• What needs to be done:
Go through the material and copy every line in which "Clock" appears.

• Supplied material:
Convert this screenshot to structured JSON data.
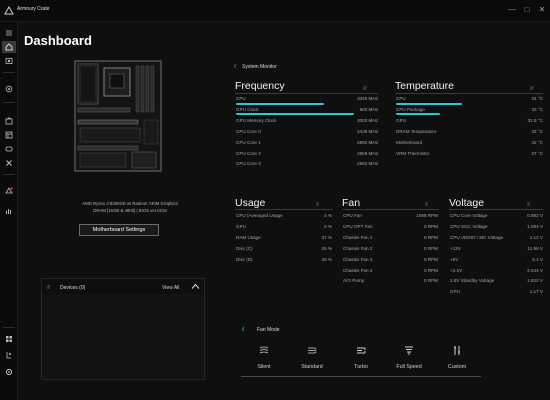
{
  "app": {
    "title": "Armoury Crate",
    "minimize": "—",
    "maximize": "□",
    "close": "✕"
  },
  "sidebar": {
    "items": [
      {
        "icon": "menu-icon"
      },
      {
        "icon": "home-icon"
      },
      {
        "icon": "device-icon"
      },
      {
        "icon": "aura-sync-icon"
      },
      {
        "icon": "armoury-toolbox-icon"
      },
      {
        "icon": "scenario-profiles-icon"
      },
      {
        "icon": "game-library-icon"
      },
      {
        "icon": "settings-tools-icon"
      },
      {
        "icon": "news-icon"
      },
      {
        "icon": "deals-icon"
      },
      {
        "icon": "app-icon"
      },
      {
        "icon": "user-center-icon"
      },
      {
        "icon": "gear-icon"
      }
    ]
  },
  "page": {
    "title": "Dashboard"
  },
  "motherboard": {
    "cpu_line": "AMD Ryzen 3 8300GE w/ Radeon 740M Graphics",
    "ram_line": "DRAM [16GB & 4800] | BIOS ver.0218",
    "settings_button": "Motherboard Settings"
  },
  "devices": {
    "label": "Devices (0)",
    "view_all": "View All"
  },
  "system_monitor": {
    "label": "System Monitor"
  },
  "frequency": {
    "title": "Frequency",
    "rows": [
      {
        "label": "CPU",
        "value": "3345 MHz",
        "bar": 0.62
      },
      {
        "label": "GPU Clock",
        "value": "800 MHz",
        "bar": 0.83
      },
      {
        "label": "GPU Memory Clock",
        "value": "2000 MHz",
        "bar": 0
      },
      {
        "label": "CPU Core 0",
        "value": "4438 MHz",
        "bar": 0
      },
      {
        "label": "CPU Core 1",
        "value": "2992 MHz",
        "bar": 0
      },
      {
        "label": "CPU Core 2",
        "value": "2959 MHz",
        "bar": 0
      },
      {
        "label": "CPU Core 3",
        "value": "2992 MHz",
        "bar": 0
      }
    ]
  },
  "temperature": {
    "title": "Temperature",
    "rows": [
      {
        "label": "CPU",
        "value": "34 °C",
        "bar": 0.45
      },
      {
        "label": "CPU Package",
        "value": "33 °C",
        "bar": 0.3
      },
      {
        "label": "GPU",
        "value": "31.5 °C",
        "bar": 0
      },
      {
        "label": "DRAM Temperature",
        "value": "32 °C",
        "bar": 0
      },
      {
        "label": "Motherboard",
        "value": "42 °C",
        "bar": 0
      },
      {
        "label": "VRM Thermistor",
        "value": "37 °C",
        "bar": 0
      }
    ]
  },
  "usage": {
    "title": "Usage",
    "rows": [
      {
        "label": "CPU (Averaged Usage",
        "value": "4 %"
      },
      {
        "label": "GPU",
        "value": "0 %"
      },
      {
        "label": "RAM Usage",
        "value": "37 %"
      },
      {
        "label": "Disc (C)",
        "value": "25 %"
      },
      {
        "label": "Disc (D)",
        "value": "49 %"
      }
    ]
  },
  "fan": {
    "title": "Fan",
    "rows": [
      {
        "label": "CPU Fan",
        "value": "1698 RPM"
      },
      {
        "label": "CPU OPT Fan",
        "value": "0 RPM"
      },
      {
        "label": "Chassis Fan 1",
        "value": "0 RPM"
      },
      {
        "label": "Chassis Fan 2",
        "value": "0 RPM"
      },
      {
        "label": "Chassis Fan 3",
        "value": "0 RPM"
      },
      {
        "label": "Chassis Fan 4",
        "value": "0 RPM"
      },
      {
        "label": "AIO Pump",
        "value": "0 RPM"
      }
    ]
  },
  "voltage": {
    "title": "Voltage",
    "rows": [
      {
        "label": "CPU Core Voltage",
        "value": "0.992 V"
      },
      {
        "label": "CPU SOC Voltage",
        "value": "1.064 V"
      },
      {
        "label": "CPU VDDIO / MC Voltage",
        "value": "1.12 V"
      },
      {
        "label": "+12V",
        "value": "11.98 V"
      },
      {
        "label": "+5V",
        "value": "5.1 V"
      },
      {
        "label": "+3.3V",
        "value": "3.344 V"
      },
      {
        "label": "1.8V Standby Voltage",
        "value": "1.822 V"
      },
      {
        "label": "GPU",
        "value": "1.17 V"
      }
    ]
  },
  "fan_mode": {
    "label": "Fan Mode",
    "modes": [
      {
        "label": "Silent",
        "icon": "silent-fan-icon"
      },
      {
        "label": "Standard",
        "icon": "standard-fan-icon"
      },
      {
        "label": "Turbo",
        "icon": "turbo-fan-icon"
      },
      {
        "label": "Full Speed",
        "icon": "full-speed-fan-icon"
      },
      {
        "label": "Custom",
        "icon": "custom-tools-icon"
      }
    ]
  },
  "colors": {
    "accent": "#2fc6d8",
    "background": "#0f0f0f",
    "notification": "#e0245e"
  }
}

• Response box:
        "label": "GPU Clock",
        "label": "GPU Memory Clock",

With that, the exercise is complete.